Ho, a junior, had already planned to run the Half Marathon with junior Aidan Aguilar and sophomore Thomas Chang several months before Will’s death. When they learned about complications with Will’s tumor, the three students decided to run in Will’s honor. Ho, Aguilar and Chang wore their “Where There’s a Will, There’s a Way” T-shirts during the race.

“We wanted to raise support for Will and his family, as well as the foundation that helped him throughout his treatment,” Ho said.

Ho, who had trained for the race for several months, cited the tragedy as a significant motivator in preparing for the Half Marathon.

“When Will passed away, it sparked something inside me,” Ho said. “I hadn’t enjoyed taking time out of my day to run, but after it happened, I realized, ‘I really have to run this race, and I want to run it for Will.’ From that point on, I made sure to train as much and as often as possible, and I pushed myself even harder when I ran.”

Juliet Chang
Ho, Chang and Aguilar run past spectators cheering Will’s name.

During the Half Marathon, the runners’ T-shirts drew support from runners and spectators alike. Ho, Aguilar and Chang heard many spectators shout encouraging phrases like “Go Will McKone!” throughout the race. They also met another runner, who turned out to be the McKones’ neighbor, wearing the same blue T-shirt. Aguilar also sent photos of the race to Will’s father, who expressed his appreciation for the three runners’ support.

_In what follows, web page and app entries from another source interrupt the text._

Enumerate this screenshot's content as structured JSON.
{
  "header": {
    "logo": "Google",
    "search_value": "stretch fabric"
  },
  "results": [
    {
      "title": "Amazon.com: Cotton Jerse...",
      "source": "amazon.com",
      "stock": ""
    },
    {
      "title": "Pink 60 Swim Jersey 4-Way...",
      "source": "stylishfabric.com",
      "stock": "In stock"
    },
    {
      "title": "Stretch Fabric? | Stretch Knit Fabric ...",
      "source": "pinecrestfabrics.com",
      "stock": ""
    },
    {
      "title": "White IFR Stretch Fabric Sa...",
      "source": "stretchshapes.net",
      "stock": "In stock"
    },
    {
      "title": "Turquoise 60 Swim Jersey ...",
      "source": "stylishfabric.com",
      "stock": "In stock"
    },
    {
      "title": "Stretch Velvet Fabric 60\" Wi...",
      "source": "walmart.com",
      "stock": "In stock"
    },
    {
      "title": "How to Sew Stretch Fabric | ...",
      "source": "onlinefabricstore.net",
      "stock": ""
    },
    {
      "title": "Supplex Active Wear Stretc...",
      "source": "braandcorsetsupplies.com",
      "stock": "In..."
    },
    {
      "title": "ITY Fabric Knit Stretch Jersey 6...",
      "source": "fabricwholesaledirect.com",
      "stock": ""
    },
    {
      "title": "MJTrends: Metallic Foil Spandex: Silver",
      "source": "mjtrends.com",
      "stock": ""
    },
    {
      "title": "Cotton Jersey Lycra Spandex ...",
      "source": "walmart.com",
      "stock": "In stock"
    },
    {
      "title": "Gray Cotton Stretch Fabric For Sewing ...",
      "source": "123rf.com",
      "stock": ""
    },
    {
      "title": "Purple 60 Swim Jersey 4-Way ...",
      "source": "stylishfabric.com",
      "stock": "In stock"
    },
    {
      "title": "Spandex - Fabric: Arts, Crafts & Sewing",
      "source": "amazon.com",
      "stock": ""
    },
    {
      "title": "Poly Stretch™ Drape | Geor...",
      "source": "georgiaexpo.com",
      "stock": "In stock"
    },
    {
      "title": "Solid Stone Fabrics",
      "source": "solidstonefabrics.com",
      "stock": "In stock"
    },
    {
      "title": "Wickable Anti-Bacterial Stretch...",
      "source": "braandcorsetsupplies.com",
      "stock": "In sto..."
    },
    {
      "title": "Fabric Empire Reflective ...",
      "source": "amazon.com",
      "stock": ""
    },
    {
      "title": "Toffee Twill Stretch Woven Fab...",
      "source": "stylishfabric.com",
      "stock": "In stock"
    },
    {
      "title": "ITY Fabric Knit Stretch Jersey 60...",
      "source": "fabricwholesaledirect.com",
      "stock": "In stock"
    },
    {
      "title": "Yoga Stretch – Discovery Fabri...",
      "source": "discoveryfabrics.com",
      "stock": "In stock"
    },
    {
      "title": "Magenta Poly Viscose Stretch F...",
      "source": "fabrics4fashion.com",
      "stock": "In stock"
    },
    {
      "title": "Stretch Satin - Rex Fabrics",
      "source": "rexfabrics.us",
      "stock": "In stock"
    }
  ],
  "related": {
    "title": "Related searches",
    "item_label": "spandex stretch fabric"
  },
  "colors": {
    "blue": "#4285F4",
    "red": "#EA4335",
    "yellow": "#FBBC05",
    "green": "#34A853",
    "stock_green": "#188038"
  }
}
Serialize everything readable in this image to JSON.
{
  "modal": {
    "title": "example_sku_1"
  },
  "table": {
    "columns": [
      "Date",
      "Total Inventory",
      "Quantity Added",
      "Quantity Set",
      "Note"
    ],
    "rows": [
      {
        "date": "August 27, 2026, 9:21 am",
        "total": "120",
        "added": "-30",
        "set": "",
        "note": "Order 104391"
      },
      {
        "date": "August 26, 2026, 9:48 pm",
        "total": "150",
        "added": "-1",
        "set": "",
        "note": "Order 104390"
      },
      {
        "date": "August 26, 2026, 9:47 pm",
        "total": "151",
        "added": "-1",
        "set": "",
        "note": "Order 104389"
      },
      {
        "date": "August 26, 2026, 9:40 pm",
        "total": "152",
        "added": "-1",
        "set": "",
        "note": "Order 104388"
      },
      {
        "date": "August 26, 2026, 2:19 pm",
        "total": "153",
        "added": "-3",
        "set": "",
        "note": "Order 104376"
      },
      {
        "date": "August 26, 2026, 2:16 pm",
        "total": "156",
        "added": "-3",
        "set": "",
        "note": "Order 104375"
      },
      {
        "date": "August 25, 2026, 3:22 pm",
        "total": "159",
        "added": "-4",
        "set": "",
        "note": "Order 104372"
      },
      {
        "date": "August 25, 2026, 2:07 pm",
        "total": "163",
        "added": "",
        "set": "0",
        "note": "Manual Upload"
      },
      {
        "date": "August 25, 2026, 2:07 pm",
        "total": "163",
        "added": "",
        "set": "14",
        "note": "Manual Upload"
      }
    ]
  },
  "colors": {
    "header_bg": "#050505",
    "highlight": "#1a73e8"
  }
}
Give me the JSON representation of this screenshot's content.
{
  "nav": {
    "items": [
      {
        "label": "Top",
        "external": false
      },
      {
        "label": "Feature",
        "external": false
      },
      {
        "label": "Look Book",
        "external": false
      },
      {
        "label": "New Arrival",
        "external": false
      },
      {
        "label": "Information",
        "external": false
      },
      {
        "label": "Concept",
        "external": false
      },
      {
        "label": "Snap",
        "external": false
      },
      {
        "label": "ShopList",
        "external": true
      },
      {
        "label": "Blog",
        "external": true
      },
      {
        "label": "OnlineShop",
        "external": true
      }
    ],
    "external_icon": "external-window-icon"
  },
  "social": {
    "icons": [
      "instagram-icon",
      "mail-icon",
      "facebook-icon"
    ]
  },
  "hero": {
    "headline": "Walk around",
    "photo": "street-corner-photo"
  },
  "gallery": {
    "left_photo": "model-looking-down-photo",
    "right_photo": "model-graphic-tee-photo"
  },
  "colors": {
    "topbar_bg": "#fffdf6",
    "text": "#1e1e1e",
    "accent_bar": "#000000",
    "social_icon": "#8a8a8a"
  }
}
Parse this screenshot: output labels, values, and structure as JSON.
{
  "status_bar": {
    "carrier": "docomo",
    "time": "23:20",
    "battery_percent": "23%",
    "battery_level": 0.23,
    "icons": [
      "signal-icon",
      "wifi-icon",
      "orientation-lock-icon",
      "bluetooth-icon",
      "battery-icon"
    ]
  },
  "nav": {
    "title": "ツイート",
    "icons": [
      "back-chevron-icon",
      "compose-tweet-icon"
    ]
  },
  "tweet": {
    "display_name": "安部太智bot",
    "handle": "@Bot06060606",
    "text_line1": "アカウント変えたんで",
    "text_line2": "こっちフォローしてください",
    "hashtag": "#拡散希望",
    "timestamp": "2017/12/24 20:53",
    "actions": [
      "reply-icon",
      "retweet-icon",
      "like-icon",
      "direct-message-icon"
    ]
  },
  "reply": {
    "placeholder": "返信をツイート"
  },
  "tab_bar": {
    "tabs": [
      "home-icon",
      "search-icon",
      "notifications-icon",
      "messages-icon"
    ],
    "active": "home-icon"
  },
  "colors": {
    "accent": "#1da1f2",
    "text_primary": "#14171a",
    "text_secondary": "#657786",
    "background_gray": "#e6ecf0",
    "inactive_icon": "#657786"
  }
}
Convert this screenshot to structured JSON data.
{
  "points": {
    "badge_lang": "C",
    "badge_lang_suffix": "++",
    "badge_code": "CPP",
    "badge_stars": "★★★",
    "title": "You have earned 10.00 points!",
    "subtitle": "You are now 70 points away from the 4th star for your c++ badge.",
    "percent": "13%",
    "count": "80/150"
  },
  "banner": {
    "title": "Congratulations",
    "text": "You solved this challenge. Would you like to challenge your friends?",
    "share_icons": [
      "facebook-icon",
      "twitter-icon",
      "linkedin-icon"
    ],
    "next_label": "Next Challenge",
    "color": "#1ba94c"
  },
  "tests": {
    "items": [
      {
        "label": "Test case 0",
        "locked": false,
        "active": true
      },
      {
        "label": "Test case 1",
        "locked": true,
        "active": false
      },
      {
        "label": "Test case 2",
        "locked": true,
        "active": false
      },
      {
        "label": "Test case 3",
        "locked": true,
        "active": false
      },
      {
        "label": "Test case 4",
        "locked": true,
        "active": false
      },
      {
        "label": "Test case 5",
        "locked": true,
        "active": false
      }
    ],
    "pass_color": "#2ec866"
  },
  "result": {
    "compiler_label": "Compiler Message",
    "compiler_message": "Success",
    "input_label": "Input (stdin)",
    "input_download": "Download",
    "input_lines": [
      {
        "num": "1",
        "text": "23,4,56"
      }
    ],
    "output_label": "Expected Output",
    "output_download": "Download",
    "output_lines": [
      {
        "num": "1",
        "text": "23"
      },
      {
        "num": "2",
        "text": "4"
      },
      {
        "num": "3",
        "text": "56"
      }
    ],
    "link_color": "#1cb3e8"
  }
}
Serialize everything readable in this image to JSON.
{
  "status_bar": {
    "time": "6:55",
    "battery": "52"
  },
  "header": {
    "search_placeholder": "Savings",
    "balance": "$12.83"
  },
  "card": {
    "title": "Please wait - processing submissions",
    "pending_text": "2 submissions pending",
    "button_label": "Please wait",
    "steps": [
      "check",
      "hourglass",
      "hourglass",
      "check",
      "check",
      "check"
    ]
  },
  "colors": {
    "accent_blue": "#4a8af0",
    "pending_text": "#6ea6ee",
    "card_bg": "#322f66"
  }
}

“[Will] knew so many people because he made everyone feel like they were close to him,” Aguilar said. “So many people liked him because he was nice to everyone he met, and I was so proud to see all of those people at the race cheer him on and have so many fond memories of him.”

The months following the tragedy were especially difficult for Ho and Aguilar, who were close friends with Will. For Aguilar, grief came in waves: He would feel “fine” some weeks, while other weeks were “tough to handle.”

“The memorial service weekend was tough, but running the Half Marathon helped us honor him, and it helped me through this whole tragedy,” he said.

Despite their initial apprehension at running 13.1 miles, Ho described finishing the Half Marathon as “one of the best moments of [his] life,” while Aguilar felt “triumphant” after the race. Memories of Will and his positive attitude proved invaluable for the three runners. According to Aguilar, “keeping [Will’s smile] even when the race got tough” helped him push through the grueling final stretch of the race.

Will’s father echoed this sentiment in Will’s memorial service on Jan. 18, urging the community to keep Will’s memory alive by embodying his positivity and courage. According to Ho, thinking about Will’s strength throughout treatment has helped Ho find strength in his own life.

“We realized that since Will was always so happy, he’d want us to be happy,” Ho said. “I tried to stay as positive as possible during the race, and, even now, I try to find motivation from Will when things get hard for me.”

For more about Will’s life and contributions to the School, click here.